== About this task ==
Each and every line below goes into your answer unchanged, but leave out the images.

== Material provided ==

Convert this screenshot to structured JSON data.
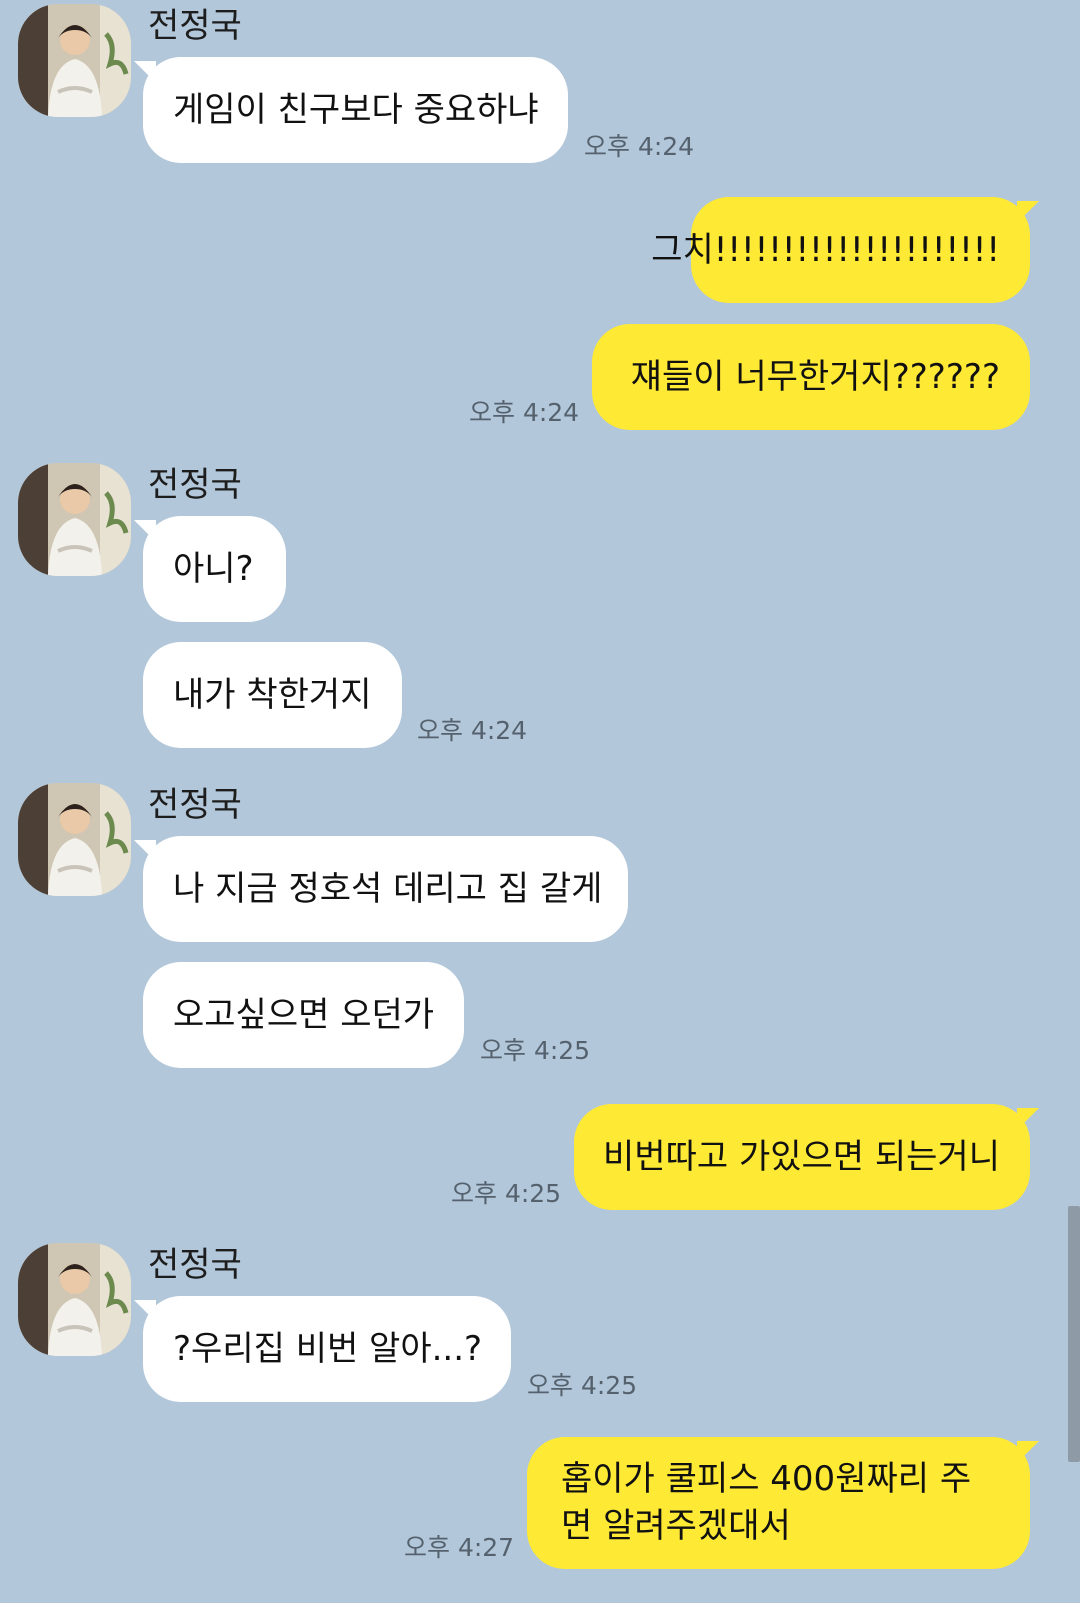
{
  "chat": {
    "colors": {
      "background": "#b2c7da",
      "my_bubble": "#fee934",
      "their_bubble": "#ffffff"
    },
    "sender_name": "전정국",
    "messages": [
      {
        "from": "them",
        "text": "게임이 친구보다 중요하냐",
        "time": "오후 4:24"
      },
      {
        "from": "me",
        "text": "그치!!!!!!!!!!!!!!!!!!!!!"
      },
      {
        "from": "me",
        "text": "쟤들이 너무한거지??????",
        "time": "오후 4:24"
      },
      {
        "from": "them",
        "text": "아니?"
      },
      {
        "from": "them",
        "text": "내가 착한거지",
        "time": "오후 4:24"
      },
      {
        "from": "them",
        "text": "나 지금 정호석 데리고 집 갈게"
      },
      {
        "from": "them",
        "text": "오고싶으면 오던가",
        "time": "오후 4:25"
      },
      {
        "from": "me",
        "text": "비번따고 가있으면 되는거니",
        "time": "오후 4:25"
      },
      {
        "from": "them",
        "text": "?우리집 비번 알아...?",
        "time": "오후 4:25"
      },
      {
        "from": "me",
        "text": "홉이가 쿨피스 400원짜리 주면 알려주겠대서",
        "time": "오후 4:27"
      }
    ]
  }
}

== Answer box ==
Convert this screenshot to structured JSON data.
{
  "chat": {
    "colors": {
      "background": "#b2c7da",
      "my_bubble": "#fee934",
      "their_bubble": "#ffffff"
    },
    "sender_name": "전정국",
    "messages": [
      {
        "from": "them",
        "text": "게임이 친구보다 중요하냐",
        "time": "오후 4:24"
      },
      {
        "from": "me",
        "text": "그치!!!!!!!!!!!!!!!!!!!!!"
      },
      {
        "from": "me",
        "text": "쟤들이 너무한거지??????",
        "time": "오후 4:24"
      },
      {
        "from": "them",
        "text": "아니?"
      },
      {
        "from": "them",
        "text": "내가 착한거지",
        "time": "오후 4:24"
      },
      {
        "from": "them",
        "text": "나 지금 정호석 데리고 집 갈게"
      },
      {
        "from": "them",
        "text": "오고싶으면 오던가",
        "time": "오후 4:25"
      },
      {
        "from": "me",
        "text": "비번따고 가있으면 되는거니",
        "time": "오후 4:25"
      },
      {
        "from": "them",
        "text": "?우리집 비번 알아...?",
        "time": "오후 4:25"
      },
      {
        "from": "me",
        "text": "홉이가 쿨피스 400원짜리 주면 알려주겠대서",
        "time": "오후 4:27"
      }
    ]
  }
}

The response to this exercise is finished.